16. The Committee then turned to the point of complaint regarding whether it was accurate for the headline of the online article to claim the complainant had filmed himself “having sex with” or performing a “sex act” on the dog. The complainant had said he was touching the dog’s penis to assist it in mating. The Committee noted that it had been heard in court that the video was “sexual in nature”; however, it considered that aiding a dog in mating with another dog did not constitute the complainant “having sex with”, which implied penetrative sexual activity. The Committee considered, therefore, it was misleading for the headline of the online article to claim that the complainant had “ha[d] sex with” a dog and the publication had not taken care to not publish inaccurate or misleading information. There was a breach of Clause 1(i). However, regarding the print article and the amended online headline, the Committee did not consider it was inaccurate to use the term “sex act” where it was heard in court that the complainant accepted it was “sexual in nature” and where the complainant had held the dog’s penis during mating. There was no breach of Clause 1 in relation to the print article or the amended online article on this point.

17. The misleading statement in the original online article had appeared in the headline and pertained to what was heard in court. It suggested that the complainant had had penetrative sex with an animal – and then shared a video of that act – when that was not the case. As such, it was significant and required clarification under the terms of Clause 1(ii). The publication had amended the headline immediately after receiving the complaint, which occurred the day after the article was published. Four days after the headline was amended, and before IPSO started its investigation, it added a clarification beneath the headline. This was both prompt and duly prominent and there was no breach of Clause 1(ii).
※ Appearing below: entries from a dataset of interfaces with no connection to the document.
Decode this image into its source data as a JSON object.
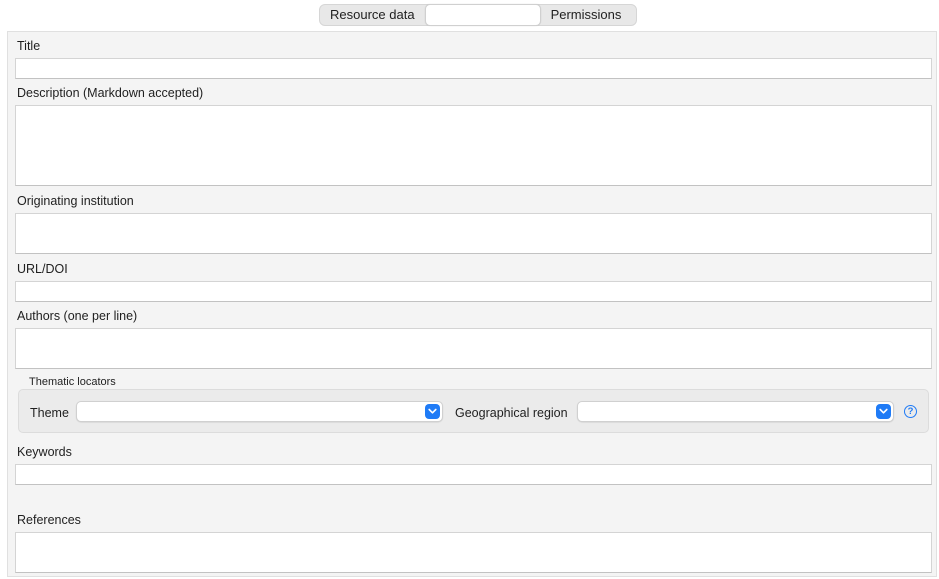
{
  "tabs": [
    {
      "label": "Resource data"
    },
    {
      "label": ""
    },
    {
      "label": "Permissions"
    }
  ],
  "form": {
    "title_label": "Title",
    "title_value": "",
    "description_label": "Description (Markdown accepted)",
    "description_value": "",
    "institution_label": "Originating institution",
    "institution_value": "",
    "url_label": "URL/DOI",
    "url_value": "",
    "authors_label": "Authors (one per line)",
    "authors_value": "",
    "keywords_label": "Keywords",
    "keywords_value": "",
    "references_label": "References",
    "references_value": ""
  },
  "thematic": {
    "group_title": "Thematic locators",
    "theme_label": "Theme",
    "theme_value": "",
    "region_label": "Geographical region",
    "region_value": "",
    "help_icon": "?"
  },
  "colors": {
    "accent": "#1f7bf6",
    "panel_bg": "#f4f4f4",
    "group_bg": "#ebebeb"
  }
}
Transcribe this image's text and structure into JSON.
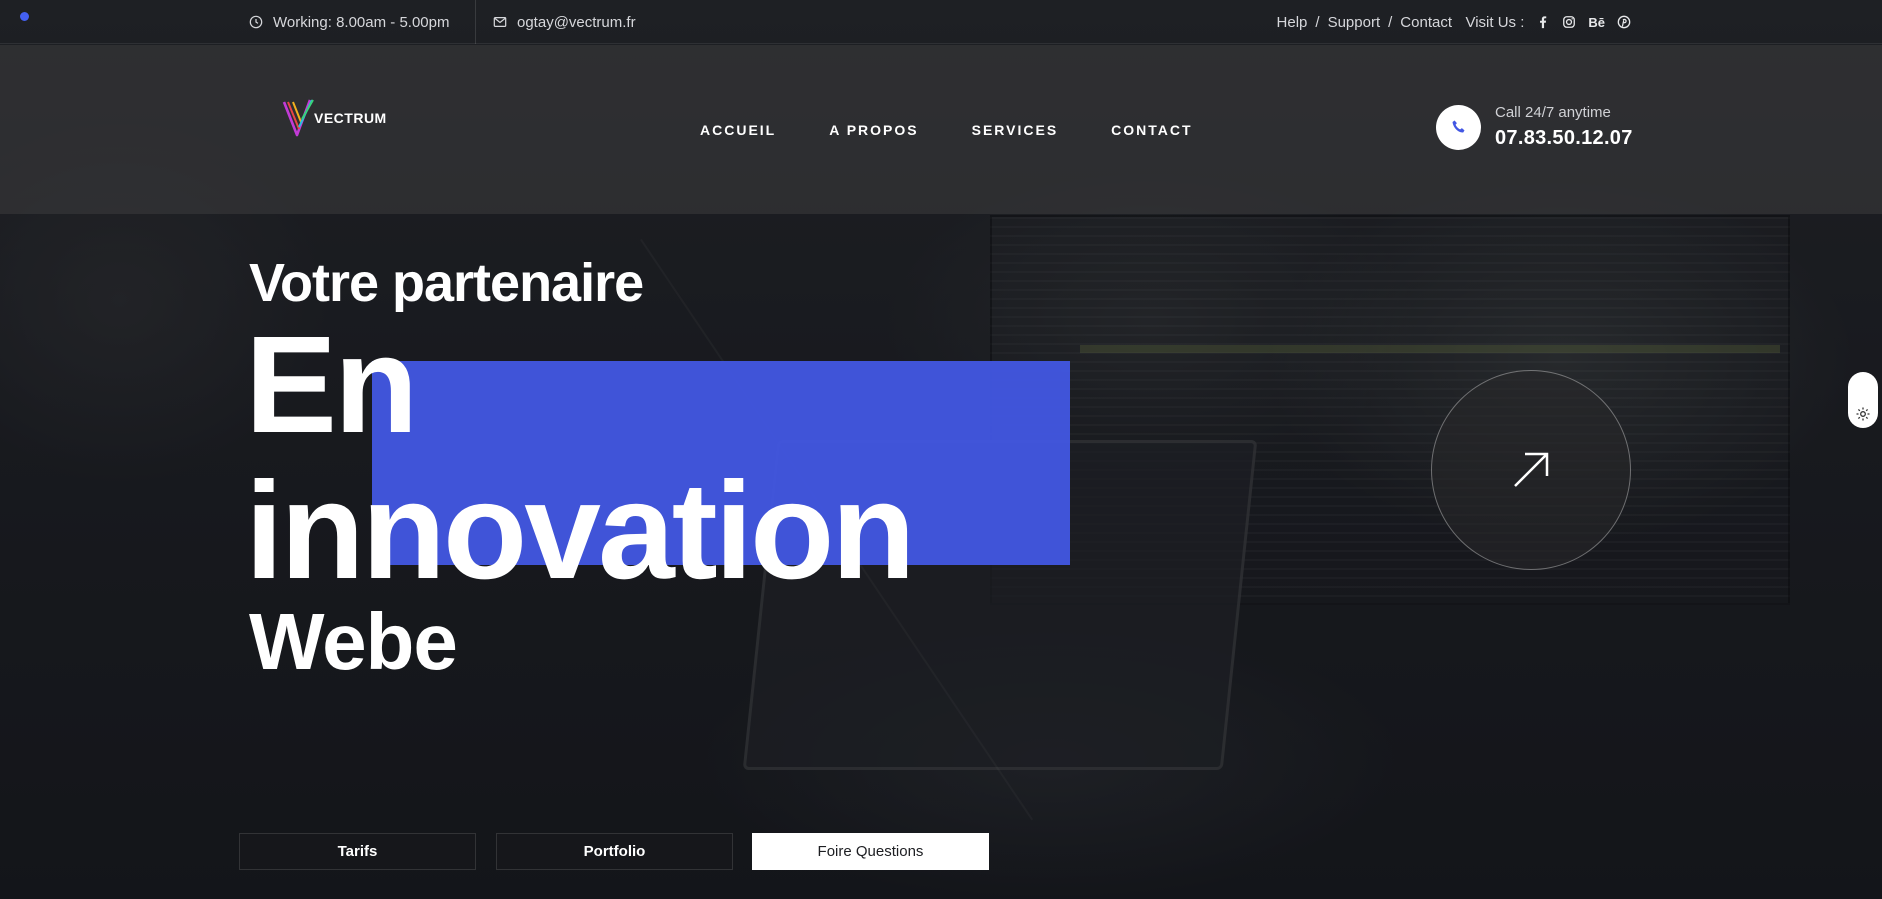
{
  "topbar": {
    "hours": "Working: 8.00am - 5.00pm",
    "email": "ogtay@vectrum.fr",
    "links": [
      "Help",
      "Support",
      "Contact"
    ],
    "link_sep": "/",
    "visit_label": "Visit Us :",
    "social_icons": [
      "facebook-icon",
      "instagram-icon",
      "behance-icon",
      "pinterest-icon"
    ],
    "behance_text": "Bē"
  },
  "header": {
    "logo_text": "VECTRUM",
    "nav": [
      "ACCUEIL",
      "A PROPOS",
      "SERVICES",
      "CONTACT"
    ],
    "call_label": "Call 24/7 anytime",
    "phone": "07.83.50.12.07"
  },
  "hero": {
    "subtitle": "Votre partenaire",
    "line1": "En",
    "line2": "innovation",
    "line3": "Webe"
  },
  "buttons": {
    "tarifs": "Tarifs",
    "portfolio": "Portfolio",
    "faq": "Foire Questions"
  },
  "colors": {
    "accent": "#4257e3",
    "dot": "#4460f1"
  }
}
18. Regarding the omission that the complainant had met the teenager on an 18-and-over dating website, the Committee considered that the article made clear that the teenager “had lied about his age”. It had also made clear that the sex was “consensual” and “legal” but that it was the filming that was illegal. Not including that the dating website was designed for those aged 18 and over, therefore, did not constitute a breach of Clause 1. Similarly, where the article made clear that “the consensual sex […] was legal because of the teenager's age” but “it was illegal to film it because the teenager had been under 18”, the Committee was satisfied the article reported the information heard in court regarding the creation of the film. There was no breach of Clause 1 on this point.

19. The Committee then considered the complainant’s concern that the article did not report that the video was only sent to the teenager and was then deleted, and that the teenager had created fake profiles. The Committee noted the publication’s notes included no record of this being said in court. It concluded that where the publication had recorded the convictions received by the complainant accurately, the Committee concluded that the absence of additional detail was not misleading, especially where it was unclear whether this information had even been heard in court. There was no breach of Clause 1 on this point.

20. Finally, the Committee considered the point regarding whether the images had been downloaded or were thumbnails. It determined that where the images had been downloaded in some form (i.e. as thumbnails) and they had been saved to the device, it was not inaccurate or misleading for the article to not make clear whether these were images or thumbnails. There was no breach of Clause 1 on this point.

Conclusions

21. The complaint was partially upheld under Clause 1.

Remedial action required

22. The published clarification put the correct position on record and was offered promptly and with due prominence. No further action was required.

 

Date complaint received: 18/03/2022

Date complaint concluded by IPSO: 30/03/2023